Task description:
Work through the data below and copy out every line where "JSON" is found.

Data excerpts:

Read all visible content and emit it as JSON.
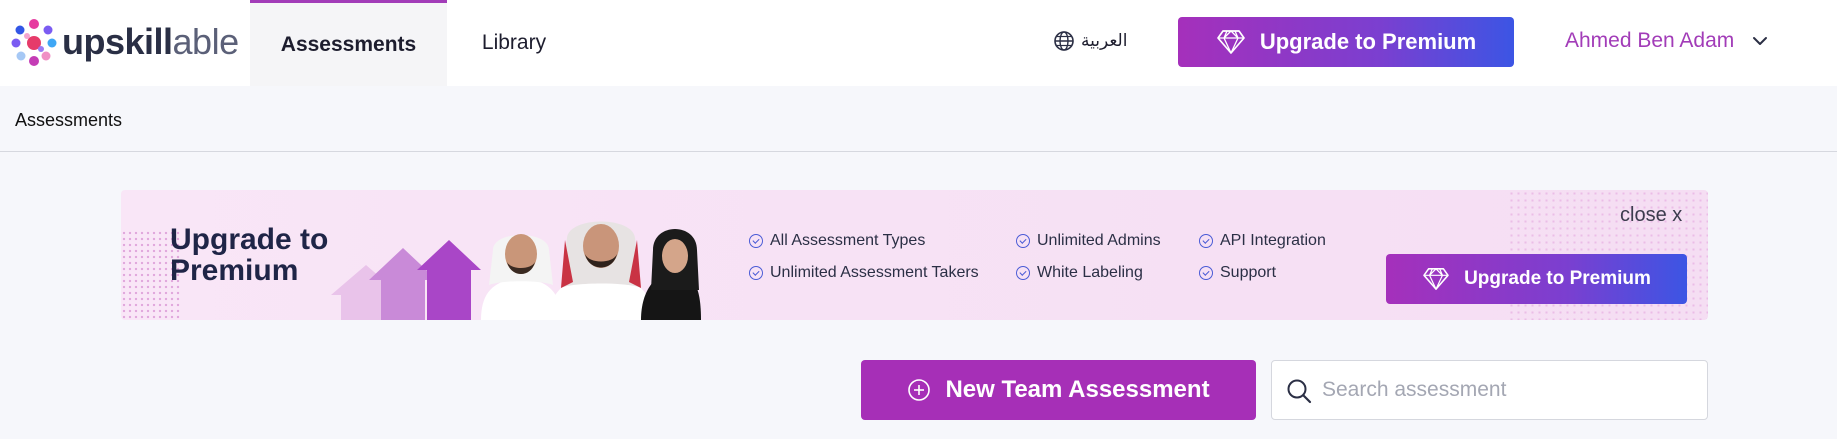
{
  "brand": {
    "logo_text_a": "upskill",
    "logo_text_b": "able"
  },
  "nav": {
    "tabs": [
      {
        "label": "Assessments",
        "active": true
      },
      {
        "label": "Library",
        "active": false
      }
    ],
    "language_label": "العربية",
    "upgrade_label": "Upgrade to Premium",
    "user_name": "Ahmed Ben Adam"
  },
  "breadcrumb": {
    "label": "Assessments"
  },
  "banner": {
    "title_line1": "Upgrade to",
    "title_line2": "Premium",
    "features": [
      [
        "All Assessment Types",
        "Unlimited Assessment Takers"
      ],
      [
        "Unlimited Admins",
        "White Labeling"
      ],
      [
        "API Integration",
        "Support"
      ]
    ],
    "close_label": "close x",
    "upgrade_label": "Upgrade to Premium"
  },
  "actions": {
    "new_team_label": "New Team Assessment",
    "search_placeholder": "Search assessment"
  },
  "colors": {
    "accent_purple": "#a62fb7",
    "gradient_start": "#a530bb",
    "gradient_end": "#3c55e4",
    "user_color": "#a23cb8"
  },
  "icons": {
    "language": "globe-icon",
    "upgrade": "diamond-icon",
    "user_menu": "chevron-down-icon",
    "feature": "check-circle-icon",
    "new": "plus-circle-icon",
    "search": "search-icon"
  }
}
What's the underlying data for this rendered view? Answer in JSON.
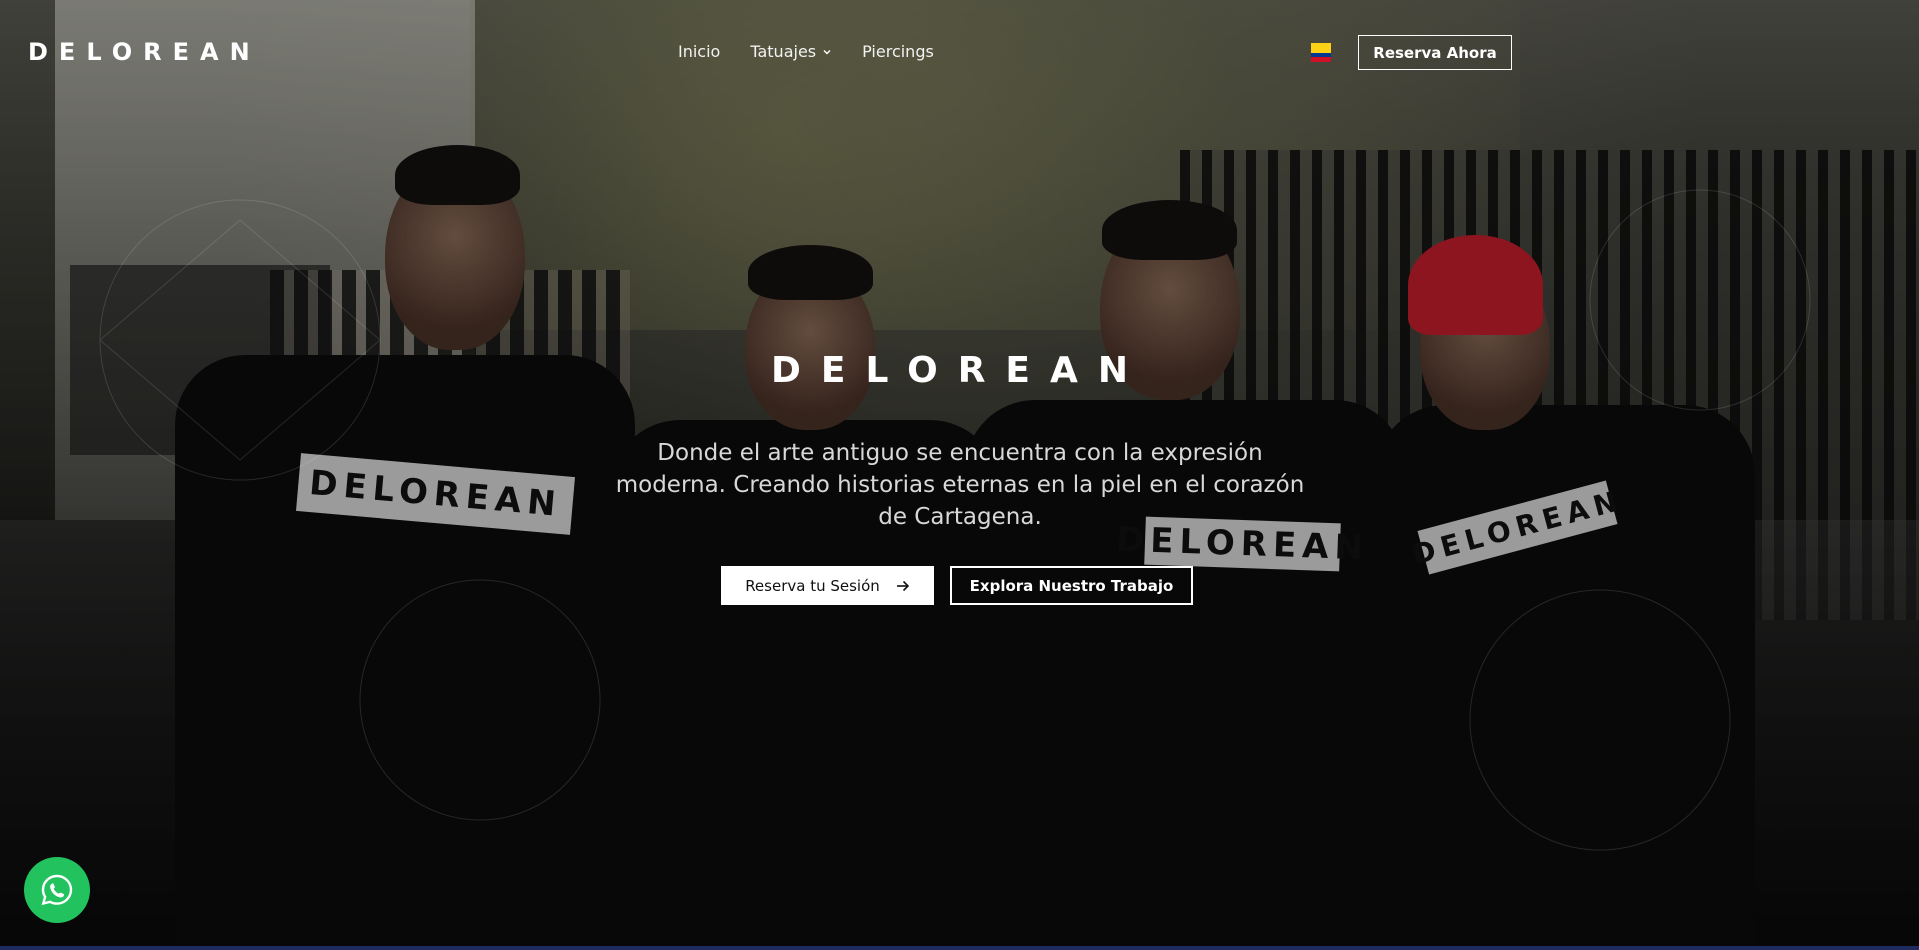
{
  "header": {
    "logo": "DELOREAN",
    "nav": [
      {
        "label": "Inicio"
      },
      {
        "label": "Tatuajes",
        "has_dropdown": true
      },
      {
        "label": "Piercings"
      }
    ],
    "language_flag": "colombia-flag",
    "cta_label": "Reserva Ahora"
  },
  "hero": {
    "title": "DELOREAN",
    "subtitle": "Donde el arte antiguo se encuentra con la expresión moderna. Creando historias eternas en la piel en el corazón de Cartagena.",
    "primary_button": {
      "label": "Reserva tu Sesión",
      "icon": "arrow-right-icon"
    },
    "secondary_button": {
      "label": "Explora Nuestro Trabajo"
    },
    "shirt_print": "DELOREAN"
  },
  "floating": {
    "whatsapp_icon": "whatsapp-icon"
  },
  "colors": {
    "accent_whatsapp": "#22c35e",
    "bottom_bar": "#1d2b5e",
    "flag_yellow": "#fcd116",
    "flag_blue": "#003893",
    "flag_red": "#ce1126"
  }
}
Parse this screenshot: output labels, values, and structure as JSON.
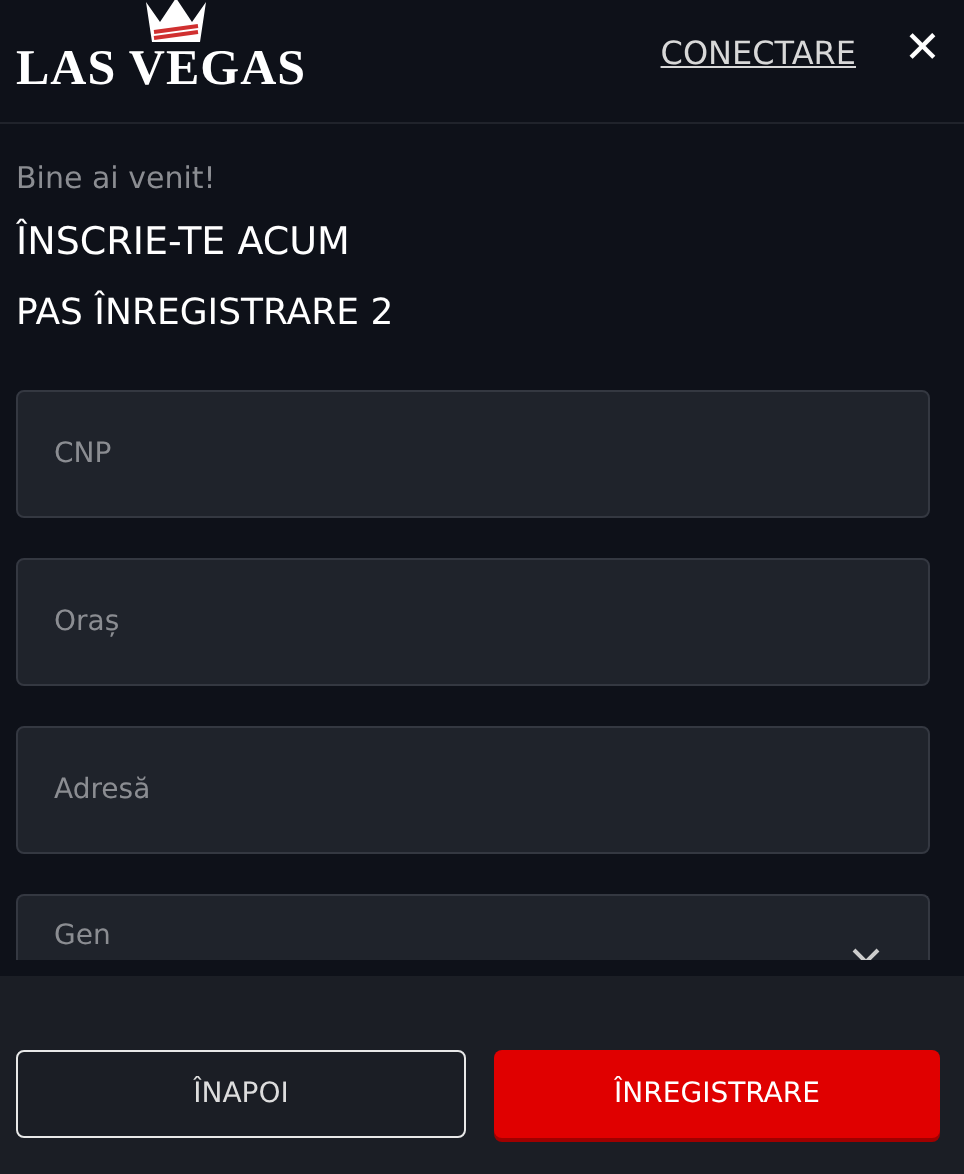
{
  "header": {
    "logo": "LAS VEGAS",
    "login_link": "CONECTARE",
    "close": "✕"
  },
  "greeting": "Bine ai venit!",
  "title": "ÎNSCRIE-TE ACUM",
  "step": "PAS ÎNREGISTRARE 2",
  "fields": [
    {
      "kind": "text",
      "placeholder": "CNP"
    },
    {
      "kind": "text",
      "placeholder": "Oraș"
    },
    {
      "kind": "text",
      "placeholder": "Adresă"
    },
    {
      "kind": "select",
      "placeholder": "Gen"
    }
  ],
  "buttons": [
    {
      "kind": "secondary",
      "label": "ÎNAPOI"
    },
    {
      "kind": "primary",
      "label": "ÎNREGISTRARE"
    }
  ]
}
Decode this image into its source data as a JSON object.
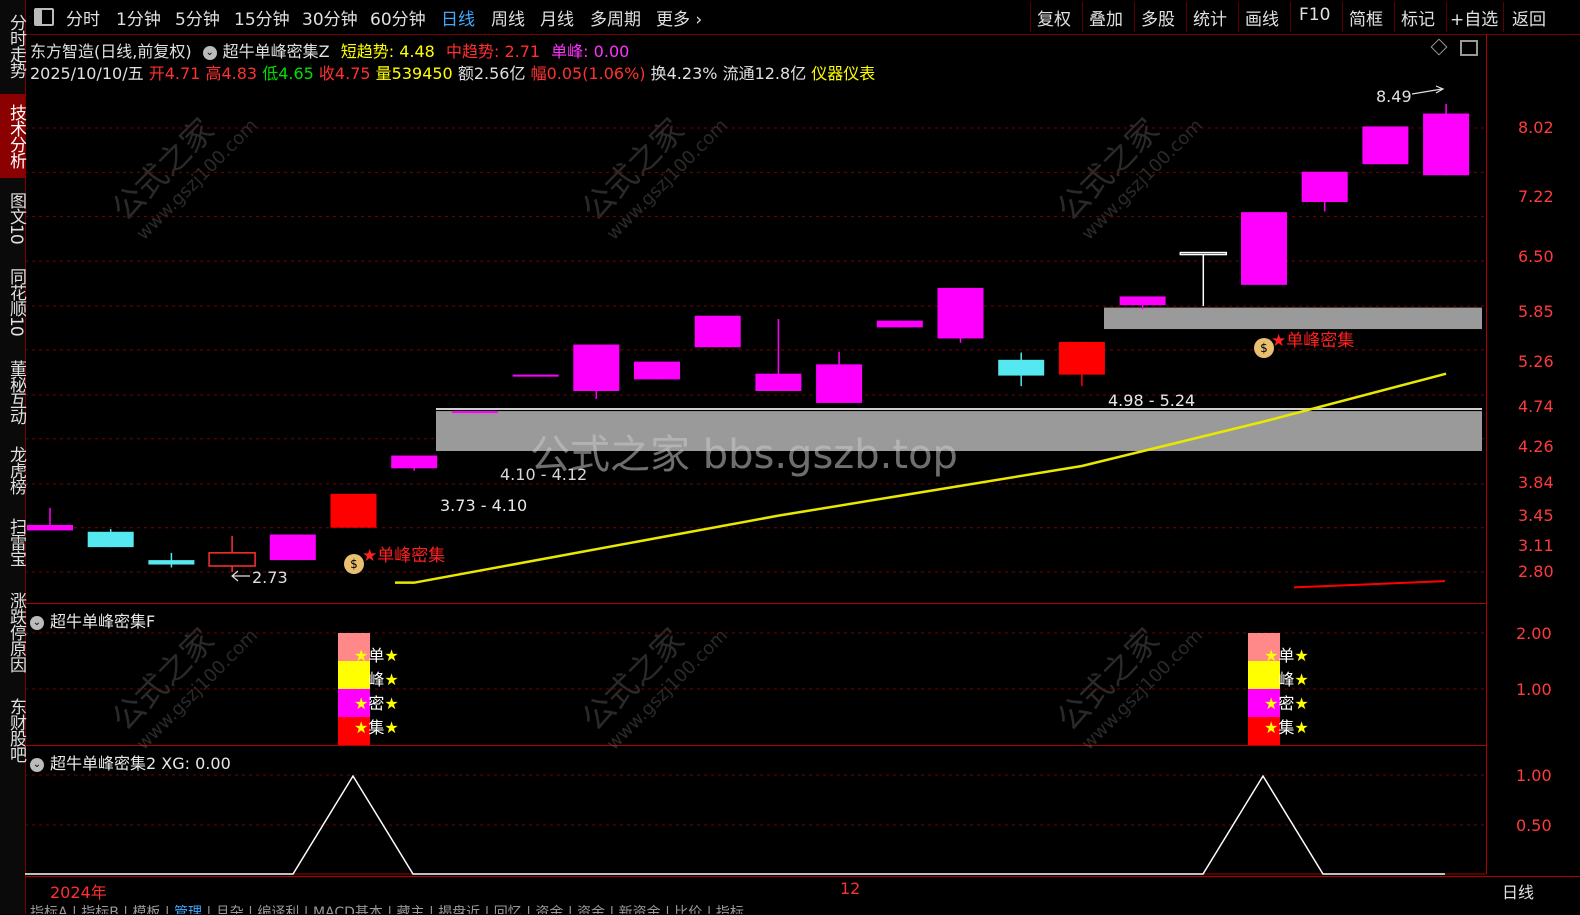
{
  "toolbar": {
    "left_items": [
      "分时",
      "1分钟",
      "5分钟",
      "15分钟",
      "30分钟",
      "60分钟",
      "日线",
      "周线",
      "月线",
      "多周期",
      "更多"
    ],
    "active": "日线",
    "right_items": [
      "复权",
      "叠加",
      "多股",
      "统计",
      "画线",
      "F10",
      "简框",
      "标记",
      "+自选",
      "返回"
    ]
  },
  "left_tabs": [
    "分时走势",
    "技术分析",
    "图文10",
    "同花顺10",
    "董秘互动",
    "龙虎榜",
    "扫雷宝",
    "涨跌停原因",
    "东财股吧"
  ],
  "header": {
    "stock": "东方智造(日线,前复权)",
    "indicator": "超牛单峰密集Z",
    "short_trend_label": "短趋势:",
    "short_trend_value": "4.48",
    "mid_trend_label": "中趋势:",
    "mid_trend_value": "2.71",
    "peak_label": "单峰:",
    "peak_value": "0.00"
  },
  "quote": {
    "date": "2025/10/10/五",
    "open": "开4.71",
    "high": "高4.83",
    "low": "低4.65",
    "close": "收4.75",
    "volume": "量539450",
    "amount": "额2.56亿",
    "change": "幅0.05(1.06%)",
    "turnover": "换4.23%",
    "float": "流通12.8亿",
    "industry": "仪器仪表"
  },
  "price_axis": [
    "8.02",
    "7.22",
    "6.50",
    "5.85",
    "5.26",
    "4.74",
    "4.26",
    "3.84",
    "3.45",
    "3.11",
    "2.80"
  ],
  "panel2_axis": [
    "2.00",
    "1.00"
  ],
  "panel3_axis": [
    "1.00",
    "0.50"
  ],
  "main_annotations": {
    "max_label": "8.49",
    "min_label": "2.73",
    "zone1_label": "3.73 - 4.10",
    "zone2_label": "4.10 - 4.12",
    "zone3_label": "4.98 - 5.24",
    "signal_text": "单峰密集",
    "watermark_center": "公式之家 bbs.gszb.top"
  },
  "watermark": {
    "main": "公式之家",
    "sub": "www.gszj100.com"
  },
  "panel2": {
    "title": "超牛单峰密集F",
    "labels": [
      "单",
      "峰",
      "密",
      "集"
    ]
  },
  "panel3": {
    "title": "超牛单峰密集2",
    "xg_label": "XG:",
    "xg_value": "0.00"
  },
  "time_axis": {
    "start": "2024年",
    "mid": "12",
    "period": "日线"
  },
  "bottom_tabs": [
    "指标A",
    "指标B",
    "模板",
    "管理",
    "且杂",
    "编译利",
    "MACD基本",
    "藏主",
    "揭盘近",
    "回忆",
    "资金",
    "资金",
    "新资金",
    "比价",
    "指标"
  ],
  "colors": {
    "up": "#ff00ff",
    "down": "#55e8f0",
    "up_red": "#ff0000",
    "yellow_line": "#e8e800",
    "grid_red": "#b00000"
  },
  "candles": [
    {
      "o": 3.09,
      "c": 3.13,
      "h": 3.26,
      "l": 3.09,
      "t": "up"
    },
    {
      "o": 3.08,
      "c": 2.97,
      "h": 3.1,
      "l": 2.97,
      "t": "down"
    },
    {
      "o": 2.88,
      "c": 2.85,
      "h": 2.93,
      "l": 2.83,
      "t": "down"
    },
    {
      "o": 2.84,
      "c": 2.93,
      "h": 3.05,
      "l": 2.8,
      "t": "hollow"
    },
    {
      "o": 2.88,
      "c": 3.06,
      "h": 3.06,
      "l": 2.88,
      "t": "up"
    },
    {
      "o": 3.11,
      "c": 3.37,
      "h": 3.37,
      "l": 3.11,
      "t": "red"
    },
    {
      "o": 3.58,
      "c": 3.69,
      "h": 3.69,
      "l": 3.56,
      "t": "up"
    },
    {
      "o": 4.08,
      "c": 4.1,
      "h": 4.1,
      "l": 4.08,
      "t": "up"
    },
    {
      "o": 4.46,
      "c": 4.47,
      "h": 4.47,
      "l": 4.46,
      "t": "up"
    },
    {
      "o": 4.3,
      "c": 4.8,
      "h": 4.8,
      "l": 4.22,
      "t": "up"
    },
    {
      "o": 4.42,
      "c": 4.61,
      "h": 4.61,
      "l": 4.42,
      "t": "up"
    },
    {
      "o": 4.77,
      "c": 5.14,
      "h": 5.14,
      "l": 4.77,
      "t": "up"
    },
    {
      "o": 4.3,
      "c": 4.48,
      "h": 5.1,
      "l": 4.3,
      "t": "up"
    },
    {
      "o": 4.18,
      "c": 4.58,
      "h": 4.72,
      "l": 4.18,
      "t": "up"
    },
    {
      "o": 5.0,
      "c": 5.08,
      "h": 5.08,
      "l": 5.0,
      "t": "up"
    },
    {
      "o": 4.87,
      "c": 5.49,
      "h": 5.49,
      "l": 4.82,
      "t": "up"
    },
    {
      "o": 4.63,
      "c": 4.46,
      "h": 4.71,
      "l": 4.35,
      "t": "down"
    },
    {
      "o": 4.47,
      "c": 4.83,
      "h": 4.83,
      "l": 4.35,
      "t": "red"
    },
    {
      "o": 5.27,
      "c": 5.38,
      "h": 5.38,
      "l": 5.22,
      "t": "up"
    },
    {
      "o": 5.97,
      "c": 5.97,
      "h": 5.97,
      "l": 5.26,
      "t": "hollow"
    },
    {
      "o": 5.53,
      "c": 6.57,
      "h": 6.57,
      "l": 5.53,
      "t": "up"
    },
    {
      "o": 6.73,
      "c": 7.23,
      "h": 7.23,
      "l": 6.58,
      "t": "up"
    },
    {
      "o": 7.36,
      "c": 8.05,
      "h": 8.05,
      "l": 7.36,
      "t": "up"
    },
    {
      "o": 7.17,
      "c": 8.3,
      "h": 8.49,
      "l": 7.17,
      "t": "up"
    }
  ],
  "ma_line": [
    {
      "i": 6,
      "v": 2.73
    },
    {
      "i": 12,
      "v": 3.2
    },
    {
      "i": 17,
      "v": 3.6
    },
    {
      "i": 20,
      "v": 4.0
    },
    {
      "i": 23,
      "v": 4.48
    }
  ]
}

The completed task:
Read all visible content and emit it as JSON.
What's the underlying data for this rendered view? Answer in JSON.
Parse this screenshot: output labels, values, and structure as JSON.
Decode this image into its source data as a JSON object.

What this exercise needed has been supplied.